A plurality of Florida voters also said they approved of the job Trump is doing as president by a 48.7 to 47.3 percent margin.

The new survey comes after surveys show Biden with leads over Trump in Michigan, Wisconsin and Pennsylvania, all swing states that helped Trump win the White House in 2016. A Quinnipiac University poll released Tuesday showed Biden with a 9-point lead over Trump in a hypothetical Florida matchup.

Statewide elections in Florida are often decided by razor-thin margins, and both parties are expected to invest heavily in a state that could have the power to singlehandedly decide the 2020 contest.

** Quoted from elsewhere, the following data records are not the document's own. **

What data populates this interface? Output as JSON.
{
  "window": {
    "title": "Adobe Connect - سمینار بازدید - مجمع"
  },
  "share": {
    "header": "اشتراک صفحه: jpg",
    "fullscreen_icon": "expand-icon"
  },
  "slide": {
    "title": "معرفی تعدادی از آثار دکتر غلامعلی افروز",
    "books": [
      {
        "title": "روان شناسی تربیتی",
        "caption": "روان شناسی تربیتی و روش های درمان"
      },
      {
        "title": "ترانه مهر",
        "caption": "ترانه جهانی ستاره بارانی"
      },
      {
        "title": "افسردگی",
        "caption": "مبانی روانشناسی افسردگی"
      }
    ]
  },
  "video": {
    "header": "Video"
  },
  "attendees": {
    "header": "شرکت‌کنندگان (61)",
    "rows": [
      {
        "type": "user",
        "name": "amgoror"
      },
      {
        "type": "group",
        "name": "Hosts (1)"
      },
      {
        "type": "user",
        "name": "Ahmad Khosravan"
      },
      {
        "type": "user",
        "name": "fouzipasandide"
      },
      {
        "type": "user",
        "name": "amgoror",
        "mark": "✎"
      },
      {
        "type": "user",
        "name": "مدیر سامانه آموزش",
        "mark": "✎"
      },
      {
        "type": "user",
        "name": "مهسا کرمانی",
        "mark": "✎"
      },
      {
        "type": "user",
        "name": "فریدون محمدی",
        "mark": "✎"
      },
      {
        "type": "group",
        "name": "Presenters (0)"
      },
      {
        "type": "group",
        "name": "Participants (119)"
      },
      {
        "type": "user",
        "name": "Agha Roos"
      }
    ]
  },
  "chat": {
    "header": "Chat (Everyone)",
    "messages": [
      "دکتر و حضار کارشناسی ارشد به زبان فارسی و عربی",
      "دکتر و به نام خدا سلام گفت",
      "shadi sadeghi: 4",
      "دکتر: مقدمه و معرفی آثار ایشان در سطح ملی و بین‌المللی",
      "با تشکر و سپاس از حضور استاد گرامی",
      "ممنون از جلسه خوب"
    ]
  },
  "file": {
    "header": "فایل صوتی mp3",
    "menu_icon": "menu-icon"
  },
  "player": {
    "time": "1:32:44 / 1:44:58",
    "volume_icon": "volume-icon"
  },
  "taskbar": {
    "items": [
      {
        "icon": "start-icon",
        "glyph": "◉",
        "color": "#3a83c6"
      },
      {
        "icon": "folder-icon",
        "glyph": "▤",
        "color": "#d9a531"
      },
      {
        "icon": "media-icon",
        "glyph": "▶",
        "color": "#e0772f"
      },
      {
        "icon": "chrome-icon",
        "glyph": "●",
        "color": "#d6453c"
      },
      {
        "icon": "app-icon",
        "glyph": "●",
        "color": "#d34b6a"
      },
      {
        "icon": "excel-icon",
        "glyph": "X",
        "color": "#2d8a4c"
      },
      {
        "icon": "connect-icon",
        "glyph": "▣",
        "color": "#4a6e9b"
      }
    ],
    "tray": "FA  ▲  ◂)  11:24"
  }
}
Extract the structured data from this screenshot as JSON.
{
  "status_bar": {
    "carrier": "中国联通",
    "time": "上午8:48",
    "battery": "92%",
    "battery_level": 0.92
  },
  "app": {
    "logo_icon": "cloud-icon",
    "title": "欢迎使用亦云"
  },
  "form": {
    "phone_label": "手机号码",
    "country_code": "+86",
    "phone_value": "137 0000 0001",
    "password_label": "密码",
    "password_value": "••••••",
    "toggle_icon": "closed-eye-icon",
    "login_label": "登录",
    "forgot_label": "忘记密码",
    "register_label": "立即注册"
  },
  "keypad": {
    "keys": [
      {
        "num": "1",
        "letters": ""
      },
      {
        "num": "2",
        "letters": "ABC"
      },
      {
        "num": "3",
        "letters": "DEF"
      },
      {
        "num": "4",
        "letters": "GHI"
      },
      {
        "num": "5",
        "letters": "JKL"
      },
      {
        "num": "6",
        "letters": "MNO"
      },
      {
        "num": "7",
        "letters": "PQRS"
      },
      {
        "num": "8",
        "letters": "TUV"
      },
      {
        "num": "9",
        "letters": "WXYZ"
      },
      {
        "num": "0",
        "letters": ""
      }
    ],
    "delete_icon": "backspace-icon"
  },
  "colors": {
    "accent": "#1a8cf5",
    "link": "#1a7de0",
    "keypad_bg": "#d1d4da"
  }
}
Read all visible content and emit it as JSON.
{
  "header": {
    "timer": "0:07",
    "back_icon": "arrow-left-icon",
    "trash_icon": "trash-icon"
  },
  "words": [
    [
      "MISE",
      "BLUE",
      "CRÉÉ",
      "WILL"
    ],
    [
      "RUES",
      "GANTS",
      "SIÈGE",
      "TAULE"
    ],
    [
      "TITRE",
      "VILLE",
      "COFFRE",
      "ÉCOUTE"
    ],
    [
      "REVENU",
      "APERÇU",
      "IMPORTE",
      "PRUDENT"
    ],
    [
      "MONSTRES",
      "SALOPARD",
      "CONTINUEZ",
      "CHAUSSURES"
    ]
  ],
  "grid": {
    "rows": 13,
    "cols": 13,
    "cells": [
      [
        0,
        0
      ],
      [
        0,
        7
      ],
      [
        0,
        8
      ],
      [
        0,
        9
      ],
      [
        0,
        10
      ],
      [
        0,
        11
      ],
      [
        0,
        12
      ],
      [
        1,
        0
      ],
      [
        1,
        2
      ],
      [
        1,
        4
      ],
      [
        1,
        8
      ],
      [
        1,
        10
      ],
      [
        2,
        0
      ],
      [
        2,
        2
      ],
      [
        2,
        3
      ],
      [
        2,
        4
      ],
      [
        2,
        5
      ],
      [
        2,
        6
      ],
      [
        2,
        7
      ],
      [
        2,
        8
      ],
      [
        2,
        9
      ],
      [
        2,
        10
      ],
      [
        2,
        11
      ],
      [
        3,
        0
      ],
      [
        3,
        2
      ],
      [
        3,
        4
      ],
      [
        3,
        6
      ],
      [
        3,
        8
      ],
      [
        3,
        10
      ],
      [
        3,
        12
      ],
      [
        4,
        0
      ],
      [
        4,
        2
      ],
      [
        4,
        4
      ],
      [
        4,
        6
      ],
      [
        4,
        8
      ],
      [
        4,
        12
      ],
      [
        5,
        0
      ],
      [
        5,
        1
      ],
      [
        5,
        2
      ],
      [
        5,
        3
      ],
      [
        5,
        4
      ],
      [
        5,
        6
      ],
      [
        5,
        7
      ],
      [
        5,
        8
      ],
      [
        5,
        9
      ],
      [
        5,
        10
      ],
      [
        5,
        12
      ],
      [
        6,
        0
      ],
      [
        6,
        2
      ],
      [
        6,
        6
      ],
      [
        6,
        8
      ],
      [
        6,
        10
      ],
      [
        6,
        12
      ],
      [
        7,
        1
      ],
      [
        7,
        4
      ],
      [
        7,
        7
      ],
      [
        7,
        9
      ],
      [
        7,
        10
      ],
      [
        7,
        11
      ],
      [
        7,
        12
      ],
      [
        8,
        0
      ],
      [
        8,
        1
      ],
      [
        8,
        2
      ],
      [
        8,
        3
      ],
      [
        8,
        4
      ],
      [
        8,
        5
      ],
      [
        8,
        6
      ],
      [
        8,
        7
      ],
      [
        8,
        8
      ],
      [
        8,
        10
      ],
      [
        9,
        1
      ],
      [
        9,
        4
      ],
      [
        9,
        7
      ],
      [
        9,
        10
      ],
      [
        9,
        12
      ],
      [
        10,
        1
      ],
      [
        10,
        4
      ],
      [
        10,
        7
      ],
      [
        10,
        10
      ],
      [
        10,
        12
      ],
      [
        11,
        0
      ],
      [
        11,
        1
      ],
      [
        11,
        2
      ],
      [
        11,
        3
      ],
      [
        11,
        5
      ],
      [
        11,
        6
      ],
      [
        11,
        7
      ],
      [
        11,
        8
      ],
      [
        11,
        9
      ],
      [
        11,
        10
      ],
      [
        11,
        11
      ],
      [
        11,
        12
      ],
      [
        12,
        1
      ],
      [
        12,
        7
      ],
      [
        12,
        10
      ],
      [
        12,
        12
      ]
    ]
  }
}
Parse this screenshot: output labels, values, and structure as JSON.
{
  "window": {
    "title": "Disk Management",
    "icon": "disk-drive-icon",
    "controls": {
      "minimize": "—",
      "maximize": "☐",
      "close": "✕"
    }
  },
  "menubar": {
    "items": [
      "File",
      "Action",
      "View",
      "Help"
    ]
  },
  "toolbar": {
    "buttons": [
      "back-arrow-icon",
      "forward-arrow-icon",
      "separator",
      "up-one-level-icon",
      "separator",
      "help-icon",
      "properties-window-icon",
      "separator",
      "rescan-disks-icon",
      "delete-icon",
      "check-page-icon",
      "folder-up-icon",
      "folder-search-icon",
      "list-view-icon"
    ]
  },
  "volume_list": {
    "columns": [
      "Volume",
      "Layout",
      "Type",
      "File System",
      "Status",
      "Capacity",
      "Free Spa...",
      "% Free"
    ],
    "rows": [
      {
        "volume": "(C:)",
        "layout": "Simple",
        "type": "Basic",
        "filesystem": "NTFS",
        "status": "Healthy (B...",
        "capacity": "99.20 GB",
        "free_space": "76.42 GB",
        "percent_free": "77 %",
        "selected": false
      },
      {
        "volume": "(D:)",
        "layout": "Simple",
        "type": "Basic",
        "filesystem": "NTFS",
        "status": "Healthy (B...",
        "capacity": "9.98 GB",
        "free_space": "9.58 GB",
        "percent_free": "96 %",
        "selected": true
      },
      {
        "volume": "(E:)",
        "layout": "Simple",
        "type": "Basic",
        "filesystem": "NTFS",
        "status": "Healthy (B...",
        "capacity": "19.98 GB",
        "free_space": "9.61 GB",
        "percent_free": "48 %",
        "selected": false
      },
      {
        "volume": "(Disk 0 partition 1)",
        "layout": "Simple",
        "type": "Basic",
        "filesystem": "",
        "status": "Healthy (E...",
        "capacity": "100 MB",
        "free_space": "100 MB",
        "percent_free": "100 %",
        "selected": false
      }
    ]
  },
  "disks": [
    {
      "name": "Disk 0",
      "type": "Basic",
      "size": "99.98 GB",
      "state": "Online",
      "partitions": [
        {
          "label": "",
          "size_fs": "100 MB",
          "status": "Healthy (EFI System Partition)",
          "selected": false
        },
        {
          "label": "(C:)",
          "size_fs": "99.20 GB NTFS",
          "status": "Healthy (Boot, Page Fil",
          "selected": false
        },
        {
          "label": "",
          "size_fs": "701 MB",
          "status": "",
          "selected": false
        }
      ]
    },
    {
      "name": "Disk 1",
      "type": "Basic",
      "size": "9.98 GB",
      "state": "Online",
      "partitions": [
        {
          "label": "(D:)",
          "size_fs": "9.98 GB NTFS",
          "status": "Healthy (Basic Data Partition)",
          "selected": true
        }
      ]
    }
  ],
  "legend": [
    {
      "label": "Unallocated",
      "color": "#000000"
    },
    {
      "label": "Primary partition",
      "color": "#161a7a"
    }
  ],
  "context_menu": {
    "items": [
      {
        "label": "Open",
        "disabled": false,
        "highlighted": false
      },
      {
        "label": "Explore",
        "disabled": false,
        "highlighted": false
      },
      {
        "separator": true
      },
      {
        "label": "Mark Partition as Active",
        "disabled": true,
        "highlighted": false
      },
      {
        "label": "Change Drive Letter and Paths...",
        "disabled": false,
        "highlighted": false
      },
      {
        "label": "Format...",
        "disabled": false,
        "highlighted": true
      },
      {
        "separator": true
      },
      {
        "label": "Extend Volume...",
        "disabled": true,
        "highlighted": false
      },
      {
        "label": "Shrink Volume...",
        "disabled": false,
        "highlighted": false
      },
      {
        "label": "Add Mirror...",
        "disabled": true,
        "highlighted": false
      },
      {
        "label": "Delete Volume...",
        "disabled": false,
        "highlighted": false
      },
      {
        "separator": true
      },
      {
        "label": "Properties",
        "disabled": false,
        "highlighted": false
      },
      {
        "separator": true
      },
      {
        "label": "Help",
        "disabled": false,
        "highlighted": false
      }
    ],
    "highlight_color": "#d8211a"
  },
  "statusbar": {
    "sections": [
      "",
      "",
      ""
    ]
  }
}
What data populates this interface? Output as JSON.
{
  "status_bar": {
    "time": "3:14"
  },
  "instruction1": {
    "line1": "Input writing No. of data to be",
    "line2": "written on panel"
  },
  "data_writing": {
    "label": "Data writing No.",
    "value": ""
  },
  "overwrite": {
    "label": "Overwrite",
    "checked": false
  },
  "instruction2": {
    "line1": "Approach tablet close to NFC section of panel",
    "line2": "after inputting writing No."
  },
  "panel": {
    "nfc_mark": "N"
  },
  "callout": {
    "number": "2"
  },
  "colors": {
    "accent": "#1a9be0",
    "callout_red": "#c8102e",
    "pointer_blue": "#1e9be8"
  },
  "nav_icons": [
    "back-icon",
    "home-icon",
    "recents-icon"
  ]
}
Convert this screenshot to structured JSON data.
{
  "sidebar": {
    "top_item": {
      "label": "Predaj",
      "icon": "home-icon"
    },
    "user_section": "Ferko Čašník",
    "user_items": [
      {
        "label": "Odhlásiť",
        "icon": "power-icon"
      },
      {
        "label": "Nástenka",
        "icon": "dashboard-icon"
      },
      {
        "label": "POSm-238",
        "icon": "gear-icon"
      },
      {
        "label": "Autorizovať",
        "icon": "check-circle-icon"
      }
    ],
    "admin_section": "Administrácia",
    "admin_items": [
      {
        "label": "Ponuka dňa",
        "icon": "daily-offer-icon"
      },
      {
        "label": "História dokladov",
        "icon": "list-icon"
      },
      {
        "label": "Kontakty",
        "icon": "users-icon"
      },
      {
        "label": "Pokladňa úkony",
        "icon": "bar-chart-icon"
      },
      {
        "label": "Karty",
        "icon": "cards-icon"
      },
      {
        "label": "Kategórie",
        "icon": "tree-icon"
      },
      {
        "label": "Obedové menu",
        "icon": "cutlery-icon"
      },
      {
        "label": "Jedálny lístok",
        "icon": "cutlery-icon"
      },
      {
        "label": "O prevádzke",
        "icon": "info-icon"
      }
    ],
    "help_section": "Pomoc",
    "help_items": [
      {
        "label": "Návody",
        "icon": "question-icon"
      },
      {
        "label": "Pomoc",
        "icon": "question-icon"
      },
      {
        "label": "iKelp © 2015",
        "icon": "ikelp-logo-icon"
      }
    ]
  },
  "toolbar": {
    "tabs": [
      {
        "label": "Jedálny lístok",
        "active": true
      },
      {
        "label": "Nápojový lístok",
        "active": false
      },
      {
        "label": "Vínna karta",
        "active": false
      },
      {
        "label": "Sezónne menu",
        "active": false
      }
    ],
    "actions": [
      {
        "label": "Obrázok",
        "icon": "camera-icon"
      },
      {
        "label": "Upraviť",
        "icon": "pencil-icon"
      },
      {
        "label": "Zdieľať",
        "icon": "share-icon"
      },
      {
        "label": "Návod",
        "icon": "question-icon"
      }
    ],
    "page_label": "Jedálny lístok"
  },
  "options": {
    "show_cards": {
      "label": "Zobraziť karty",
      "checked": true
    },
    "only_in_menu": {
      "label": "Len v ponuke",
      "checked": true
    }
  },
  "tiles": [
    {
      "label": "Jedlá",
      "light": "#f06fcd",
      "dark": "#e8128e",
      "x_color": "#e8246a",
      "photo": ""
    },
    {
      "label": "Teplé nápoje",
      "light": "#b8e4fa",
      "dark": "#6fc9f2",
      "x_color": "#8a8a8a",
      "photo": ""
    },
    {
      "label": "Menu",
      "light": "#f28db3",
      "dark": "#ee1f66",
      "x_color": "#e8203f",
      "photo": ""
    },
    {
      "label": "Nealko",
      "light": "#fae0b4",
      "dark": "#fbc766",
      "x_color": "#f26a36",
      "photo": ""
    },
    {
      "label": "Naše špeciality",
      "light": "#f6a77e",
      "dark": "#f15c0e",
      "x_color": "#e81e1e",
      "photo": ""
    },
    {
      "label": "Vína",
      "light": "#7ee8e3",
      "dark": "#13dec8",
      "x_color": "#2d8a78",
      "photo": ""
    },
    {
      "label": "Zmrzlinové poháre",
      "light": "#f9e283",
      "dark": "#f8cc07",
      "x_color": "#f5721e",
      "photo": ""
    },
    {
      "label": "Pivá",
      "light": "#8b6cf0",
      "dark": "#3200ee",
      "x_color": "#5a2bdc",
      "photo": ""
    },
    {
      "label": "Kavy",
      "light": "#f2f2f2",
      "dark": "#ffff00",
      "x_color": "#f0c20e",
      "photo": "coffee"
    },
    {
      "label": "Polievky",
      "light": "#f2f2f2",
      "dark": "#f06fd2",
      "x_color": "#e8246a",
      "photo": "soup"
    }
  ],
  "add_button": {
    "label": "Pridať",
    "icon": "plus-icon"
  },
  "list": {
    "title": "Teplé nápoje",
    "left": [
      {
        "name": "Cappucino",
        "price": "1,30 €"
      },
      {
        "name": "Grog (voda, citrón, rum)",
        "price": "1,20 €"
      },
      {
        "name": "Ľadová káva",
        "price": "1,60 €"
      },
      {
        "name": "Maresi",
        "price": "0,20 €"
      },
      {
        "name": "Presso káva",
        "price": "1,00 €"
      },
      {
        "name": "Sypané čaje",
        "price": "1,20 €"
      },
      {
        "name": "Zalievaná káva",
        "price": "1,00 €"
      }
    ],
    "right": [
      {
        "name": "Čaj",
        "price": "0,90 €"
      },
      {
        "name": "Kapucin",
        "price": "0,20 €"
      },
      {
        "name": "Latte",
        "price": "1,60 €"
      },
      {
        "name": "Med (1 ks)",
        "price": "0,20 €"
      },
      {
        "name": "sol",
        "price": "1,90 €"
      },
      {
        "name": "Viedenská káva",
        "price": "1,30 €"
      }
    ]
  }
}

The Trump campaign decided to hold its launch in Orlando, Fla., this week and is planning to use the state to test a Latino voter outreach initiative. Trump also hopes his extensive efforts to boost Sen. Rick Scott (R-Fla.) and Gov. Ron DeSantisRonald Dion DeSantisPoll: 51 percent of Florida voters disapprove of Trump States brace for massive voter turnout in 2020 When it comes to health care reform, look to the states, not the federal government  MORE (R) in the 2018 midterms will pay dividends.

Across the aisle, Andrew Gillum, the 2018 Democratic candidate for Florida governor, is leading an effort to register 1 million new voters ahead of the 2020 presidential election. The state’s Democratic Party is also planning to spend $2 million to register an additional 200,000 voters. 

The St. Pete poll surveyed 3,095 likely Florida general election voters from June 15 to 16.